But the slide of Sterling against the Euro in recent days is causing huge concerns in the tourism sector in Donegal ahead of the Easter break.
People working in the North will also see their tax-home pay cut, though it is better news for northerners working on this side of the Border.
On Friday Sterling hovered close to its lowest value for the year so far against the euro and was poised for further losses following concerns over UK economic growth and uncertainty over the timing of a Bank of England rate rise.
The single currency rose to 88.12p, its highest since 4 November, before easing to 87.85p, close to unchanged on the day. The single currency had narrowly extended its 1 per cent rise of Thursday.
Geraldine Concagh, economist at AIB Treasury Group, said: “The pound is under pressure. Weak retail figures, a dovish tone from the MPC minutes on Wednesday, (British Chancellor) George Osborne cutting the UK growth outlook and rate hike expectations being pushed back are all putting sterling on the back foot.”
That could put off tourists from the North and Britain in the coming weeks and months – and it’s one factor the industry here can do little about other than to continue to offer great holidays and value for money.

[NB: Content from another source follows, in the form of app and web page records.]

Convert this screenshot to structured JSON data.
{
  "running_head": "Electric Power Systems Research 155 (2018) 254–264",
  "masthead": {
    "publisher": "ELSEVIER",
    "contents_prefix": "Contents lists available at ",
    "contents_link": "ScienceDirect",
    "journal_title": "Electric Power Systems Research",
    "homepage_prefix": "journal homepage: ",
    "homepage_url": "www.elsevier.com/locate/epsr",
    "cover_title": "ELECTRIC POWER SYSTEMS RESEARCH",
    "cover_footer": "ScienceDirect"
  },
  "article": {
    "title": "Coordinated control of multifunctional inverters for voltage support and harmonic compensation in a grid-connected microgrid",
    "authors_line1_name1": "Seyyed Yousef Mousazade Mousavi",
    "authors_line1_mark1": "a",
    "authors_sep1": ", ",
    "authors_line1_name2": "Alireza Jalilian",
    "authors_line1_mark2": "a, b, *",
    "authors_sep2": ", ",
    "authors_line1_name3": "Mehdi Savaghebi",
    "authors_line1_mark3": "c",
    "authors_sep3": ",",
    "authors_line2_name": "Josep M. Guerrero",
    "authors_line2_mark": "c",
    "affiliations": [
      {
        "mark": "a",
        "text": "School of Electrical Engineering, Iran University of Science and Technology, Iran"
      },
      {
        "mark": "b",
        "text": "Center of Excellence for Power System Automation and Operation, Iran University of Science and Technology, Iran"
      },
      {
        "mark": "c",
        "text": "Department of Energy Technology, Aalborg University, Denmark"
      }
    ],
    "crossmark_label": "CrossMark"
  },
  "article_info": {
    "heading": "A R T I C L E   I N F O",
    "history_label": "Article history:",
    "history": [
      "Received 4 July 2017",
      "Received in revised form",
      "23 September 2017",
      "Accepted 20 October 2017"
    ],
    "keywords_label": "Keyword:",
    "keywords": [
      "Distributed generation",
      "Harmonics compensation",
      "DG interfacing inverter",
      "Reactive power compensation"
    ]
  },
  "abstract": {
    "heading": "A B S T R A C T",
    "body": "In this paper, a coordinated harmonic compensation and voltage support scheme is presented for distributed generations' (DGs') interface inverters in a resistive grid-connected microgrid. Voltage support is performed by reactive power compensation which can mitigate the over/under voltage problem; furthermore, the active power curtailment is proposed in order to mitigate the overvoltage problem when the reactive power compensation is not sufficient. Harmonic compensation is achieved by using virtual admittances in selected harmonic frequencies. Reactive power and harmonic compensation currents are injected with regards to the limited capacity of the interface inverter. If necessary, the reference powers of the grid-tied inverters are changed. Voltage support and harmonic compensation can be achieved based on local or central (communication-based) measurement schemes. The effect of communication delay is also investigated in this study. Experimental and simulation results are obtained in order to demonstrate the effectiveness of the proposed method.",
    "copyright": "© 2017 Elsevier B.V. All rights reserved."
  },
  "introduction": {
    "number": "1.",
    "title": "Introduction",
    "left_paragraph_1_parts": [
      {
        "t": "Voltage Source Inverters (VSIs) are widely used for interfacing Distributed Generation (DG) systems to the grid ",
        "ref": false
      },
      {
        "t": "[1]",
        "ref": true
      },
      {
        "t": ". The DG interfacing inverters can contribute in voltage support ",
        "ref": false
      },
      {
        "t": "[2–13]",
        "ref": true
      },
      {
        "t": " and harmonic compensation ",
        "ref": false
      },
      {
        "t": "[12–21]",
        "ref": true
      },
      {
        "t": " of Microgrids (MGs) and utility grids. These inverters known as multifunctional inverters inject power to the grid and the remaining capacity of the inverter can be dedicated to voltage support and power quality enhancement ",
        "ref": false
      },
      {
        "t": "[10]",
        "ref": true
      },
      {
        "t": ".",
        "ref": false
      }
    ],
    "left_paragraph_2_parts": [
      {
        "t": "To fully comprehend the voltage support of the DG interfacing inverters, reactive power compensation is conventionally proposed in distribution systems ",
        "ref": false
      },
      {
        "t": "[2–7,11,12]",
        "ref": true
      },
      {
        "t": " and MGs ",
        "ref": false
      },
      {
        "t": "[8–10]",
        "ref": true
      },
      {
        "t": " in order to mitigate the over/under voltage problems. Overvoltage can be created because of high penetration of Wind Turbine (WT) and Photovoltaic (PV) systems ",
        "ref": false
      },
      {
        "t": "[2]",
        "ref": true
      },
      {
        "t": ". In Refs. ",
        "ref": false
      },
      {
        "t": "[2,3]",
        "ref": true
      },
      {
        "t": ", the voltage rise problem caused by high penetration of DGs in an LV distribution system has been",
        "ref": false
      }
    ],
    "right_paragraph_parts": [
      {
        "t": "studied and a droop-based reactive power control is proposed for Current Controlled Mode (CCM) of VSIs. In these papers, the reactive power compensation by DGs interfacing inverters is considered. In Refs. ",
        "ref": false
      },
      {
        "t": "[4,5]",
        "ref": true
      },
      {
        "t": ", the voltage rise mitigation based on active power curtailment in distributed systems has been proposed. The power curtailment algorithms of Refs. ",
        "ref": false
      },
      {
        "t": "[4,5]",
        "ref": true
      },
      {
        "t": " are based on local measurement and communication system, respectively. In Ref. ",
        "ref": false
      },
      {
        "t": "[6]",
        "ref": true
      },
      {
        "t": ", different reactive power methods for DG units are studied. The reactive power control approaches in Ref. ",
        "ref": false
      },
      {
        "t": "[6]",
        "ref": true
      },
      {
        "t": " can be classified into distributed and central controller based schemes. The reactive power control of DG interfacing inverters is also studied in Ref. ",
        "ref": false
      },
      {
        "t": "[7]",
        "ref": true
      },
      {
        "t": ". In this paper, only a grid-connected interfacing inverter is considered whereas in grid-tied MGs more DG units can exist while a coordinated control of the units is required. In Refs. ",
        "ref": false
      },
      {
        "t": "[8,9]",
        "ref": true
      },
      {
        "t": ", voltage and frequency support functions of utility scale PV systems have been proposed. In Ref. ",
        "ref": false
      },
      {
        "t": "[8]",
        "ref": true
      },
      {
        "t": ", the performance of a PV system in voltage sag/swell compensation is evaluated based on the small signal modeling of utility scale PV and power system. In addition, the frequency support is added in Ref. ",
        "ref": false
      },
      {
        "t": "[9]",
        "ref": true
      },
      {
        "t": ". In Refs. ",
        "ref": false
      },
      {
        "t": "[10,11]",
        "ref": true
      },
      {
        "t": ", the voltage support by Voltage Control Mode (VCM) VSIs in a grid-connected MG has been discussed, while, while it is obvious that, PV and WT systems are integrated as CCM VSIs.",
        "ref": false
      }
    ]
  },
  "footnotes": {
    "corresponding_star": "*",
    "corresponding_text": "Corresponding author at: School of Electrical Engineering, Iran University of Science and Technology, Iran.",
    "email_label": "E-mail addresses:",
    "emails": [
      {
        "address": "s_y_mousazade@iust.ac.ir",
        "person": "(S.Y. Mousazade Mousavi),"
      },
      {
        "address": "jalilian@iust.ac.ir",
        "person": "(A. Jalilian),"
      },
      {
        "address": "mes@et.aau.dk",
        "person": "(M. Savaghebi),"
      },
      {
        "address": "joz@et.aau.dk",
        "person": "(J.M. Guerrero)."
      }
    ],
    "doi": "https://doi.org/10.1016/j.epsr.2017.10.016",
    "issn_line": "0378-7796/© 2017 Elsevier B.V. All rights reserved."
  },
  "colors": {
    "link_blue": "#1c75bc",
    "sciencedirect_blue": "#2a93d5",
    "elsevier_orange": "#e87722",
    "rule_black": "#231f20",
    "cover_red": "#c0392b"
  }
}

Beat Siegenthaler, currency strategist at UBS, said: “Jean-Claude Trichet (European Central Bank president] and others have made it clear that they will hike rates as intended despite news events around the world.
“The discrepancy between the BoE and ECB is pulling the euro higher against sterling. There is a good possibility that the euro can go as high as 90p.”